Genie, the mobile Internet division of British carrier MMO2, is using new software from Openwave Systems, the U.S.-based cell phone software maker whose miniature browser is inside more than 80 percent of the world's phones, Openwave said.
The announcement makes Genie among the first to offer a service called multimedia messaging, or, which has caught the interest of many carriers, including those in the United States. Genie's offer is on a trial basis.
These messages exchanged between wireless devices can include pictures, music, images, graphics and ring tones, according to Ronan Mandel, manager of the global developer services program at Openwave. Most cell phones can only send and receive e-mails, instant messages, or short messages known as SMS that are under 160 carriers.
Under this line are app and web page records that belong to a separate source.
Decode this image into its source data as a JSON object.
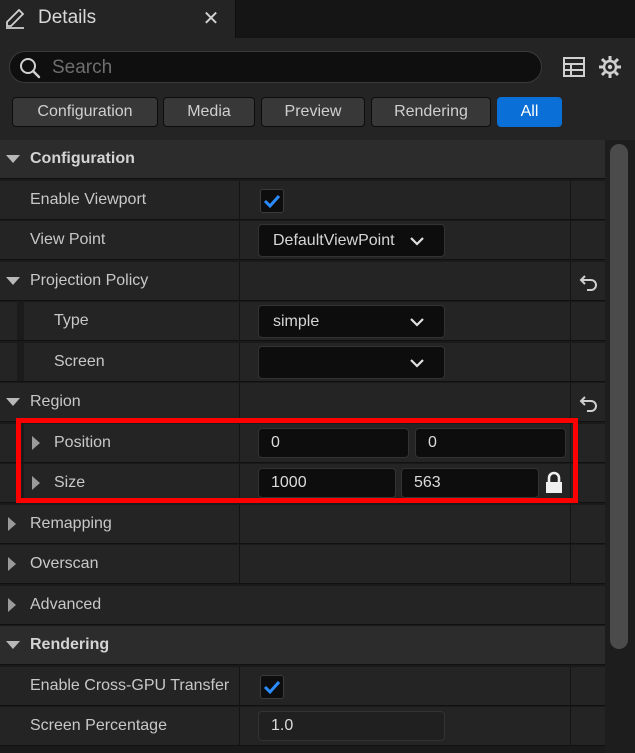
{
  "tab": {
    "title": "Details",
    "close_glyph": "✕",
    "icon": "pencil-icon"
  },
  "search": {
    "placeholder": "Search",
    "value": ""
  },
  "toolbar_icons": [
    "table-view-icon",
    "gear-icon"
  ],
  "filters": [
    {
      "label": "Configuration",
      "active": false
    },
    {
      "label": "Media",
      "active": false
    },
    {
      "label": "Preview",
      "active": false
    },
    {
      "label": "Rendering",
      "active": false
    },
    {
      "label": "All",
      "active": true
    }
  ],
  "rows": {
    "configuration": "Configuration",
    "enable_viewport": {
      "label": "Enable Viewport",
      "checked": true
    },
    "view_point": {
      "label": "View Point",
      "value": "DefaultViewPoint"
    },
    "projection_policy": "Projection Policy",
    "type": {
      "label": "Type",
      "value": "simple"
    },
    "screen": {
      "label": "Screen",
      "value": ""
    },
    "region": "Region",
    "position": {
      "label": "Position",
      "x": "0",
      "y": "0"
    },
    "size": {
      "label": "Size",
      "w": "1000",
      "h": "563"
    },
    "remapping": "Remapping",
    "overscan": "Overscan",
    "advanced": "Advanced",
    "rendering": "Rendering",
    "enable_cross_gpu": {
      "label": "Enable Cross-GPU Transfer",
      "checked": true
    },
    "screen_percentage": {
      "label": "Screen Percentage",
      "value": "1.0"
    }
  },
  "colors": {
    "accent": "#0a6fd6",
    "highlight": "#ff0000",
    "check": "#2a8cff"
  }
}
MMS is slowly gaining ground in the industry, as the major players are starting to ensure they make MMS equipment that can work with each other. For instance, Siemens recently agreed to work with rivals Nokia, Sony and Ericsson to ensure all their MMS network equipment is compatible. Nokia is also testing its own MMS equipment now, according to sources.
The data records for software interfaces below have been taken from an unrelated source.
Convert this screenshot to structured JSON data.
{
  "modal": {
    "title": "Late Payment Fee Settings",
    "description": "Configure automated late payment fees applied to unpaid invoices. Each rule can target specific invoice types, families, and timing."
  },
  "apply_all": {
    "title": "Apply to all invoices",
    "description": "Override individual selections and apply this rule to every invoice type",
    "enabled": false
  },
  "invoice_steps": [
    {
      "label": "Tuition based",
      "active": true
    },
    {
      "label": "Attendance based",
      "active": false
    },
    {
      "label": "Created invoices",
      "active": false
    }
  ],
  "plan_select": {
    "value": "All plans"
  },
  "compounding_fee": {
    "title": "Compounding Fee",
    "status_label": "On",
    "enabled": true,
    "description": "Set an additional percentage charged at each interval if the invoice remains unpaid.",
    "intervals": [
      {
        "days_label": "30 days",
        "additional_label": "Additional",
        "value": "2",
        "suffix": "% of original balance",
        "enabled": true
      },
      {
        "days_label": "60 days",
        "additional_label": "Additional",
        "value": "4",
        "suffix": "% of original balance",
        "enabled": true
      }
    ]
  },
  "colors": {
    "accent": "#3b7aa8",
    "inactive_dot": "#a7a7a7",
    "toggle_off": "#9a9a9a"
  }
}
This week, CMG, a mobile phone software company, won a contract to supply MMS software to Hutchison, which owns the rights to use spectrum for next-generation telephone services in the United Kingdom, Italy, Sweden, Hong Kong and Australia.